- Opinion on the report "Emission of chemicals by air fresheners Tests on 74 consumer products sold in Europe" (BEUC report January 2005) (PDF), European Commission Health & Consumer Protection Directorate-General, Scientific Committee On Health And Environmental Risks, retrieved 6 April 2016
- Nix, Joanna (2017-12-01). "What the heck is "fragrance?" Thanks to California, companies now have to tell us". Mother Jones. Retrieved 2018-02-22.
- Indoor Air Chemistry: Cleaning Agents, Ozone and Toxic Air Contaminants
- Common Air Fresheners Contain Chemicals That May Affect Human Reproductive Development
- Air Fresheners Unregulated, Potentially Dangerous, Group Says
- Farrow, A.; Taylor, H.; Northstone, K.; Golding, J. (Oct 2003). "Symptoms of mothers and infants related to total volatile organic compounds in household products". Arch Environ Health. 58 (10): 633–41. doi:10.3200/AEOH.58.10.633-641. PMID 15562635.
- Farrow, Alexandra; Taylor, Hazel; Northstone, Kate; Golding, Jean (1 October 2003). "Symptoms of Mothers and Infants Related to Total Volatile Organic Compounds in Household Products". Archives of Environmental Health. 58 (10): 633–641. doi:10.3200/AEOH.58.10.633-641. PMID 15562635. via Avon Longitudinal Study of Parents and Children Key Findings
- Steinemann, A.C. (2009). "Fragranced consumer products and undisclosed ingredients". Environ Impact Assess Rev. 29 (1): 32–38. doi:10.1016/j.eiar.2008.05.002.
- ""Fragranced Consumer Products: Chemicals Emitted, Ingredients Unlisted" at Journalist's Resource.org".
- Caress, S.M.; Steinemann, A.C. (2009). "National prevalence of fragrance sensitivity". J Environ Health. 71 (7): 46–50. PMID 19326669.
- "Scientists May Have Solved Mystery Of Carcinogenic Mothballs", Physorg.com, June 20, 2006.
- "Mothballs, air fresheners and cancer". Environmental Health Association of Nova Scotia.
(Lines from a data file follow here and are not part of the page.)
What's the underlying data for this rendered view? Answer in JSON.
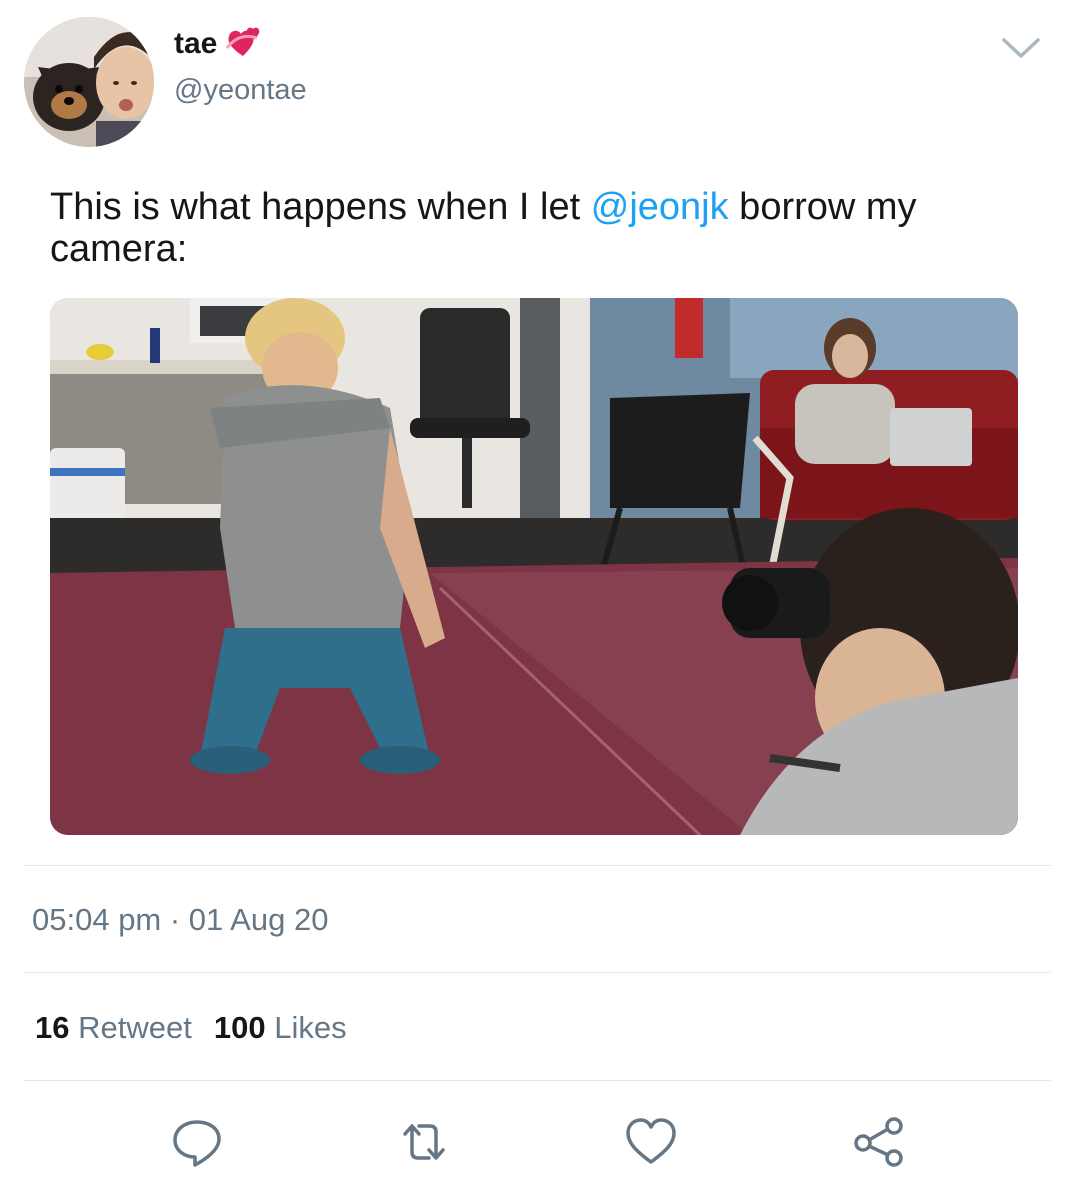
{
  "tweet": {
    "display_name": "tae",
    "name_emoji_icon": "revolving-hearts-icon",
    "handle": "@yeontae",
    "text_before": "This is what happens when I let ",
    "mention": "@jeonjk",
    "text_after": " borrow my camera:",
    "timestamp": "05:04 pm · 01 Aug 20"
  },
  "stats": {
    "retweets_count": "16",
    "retweets_label": "Retweet",
    "likes_count": "100",
    "likes_label": "Likes"
  },
  "actions": [
    {
      "icon": "reply-icon"
    },
    {
      "icon": "retweet-icon"
    },
    {
      "icon": "like-heart-icon"
    },
    {
      "icon": "share-icon"
    }
  ],
  "colors": {
    "link": "#1da1f2",
    "secondary_text": "#657786",
    "primary_text": "#14171a",
    "divider": "#e1e8ed",
    "heart_emoji": "#e0245e"
  }
}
Environmental Health Association of Nova Scotia. Retrieved 24 May 2013.
- B.C. Wolverton, Ph.D., Rebecca C. McDonald, "Foliage Plants for Removing Formaldehyde from Contaminated Air Inside Energy-Efficient Homes and Future Space Stations", NASA TM-84674 , December 1982.
- Wolverton, B.C.; McDonald, Rebecca C.; Watkins Jr, E.A. (1984). "Foliage Plants for Removing Indoor Air Pollutants from Energy-Efficient Homes". Economic Botany. 1984 (2): 224–228. doi:10.1007/bf02858837. hdl:2060/19860066312.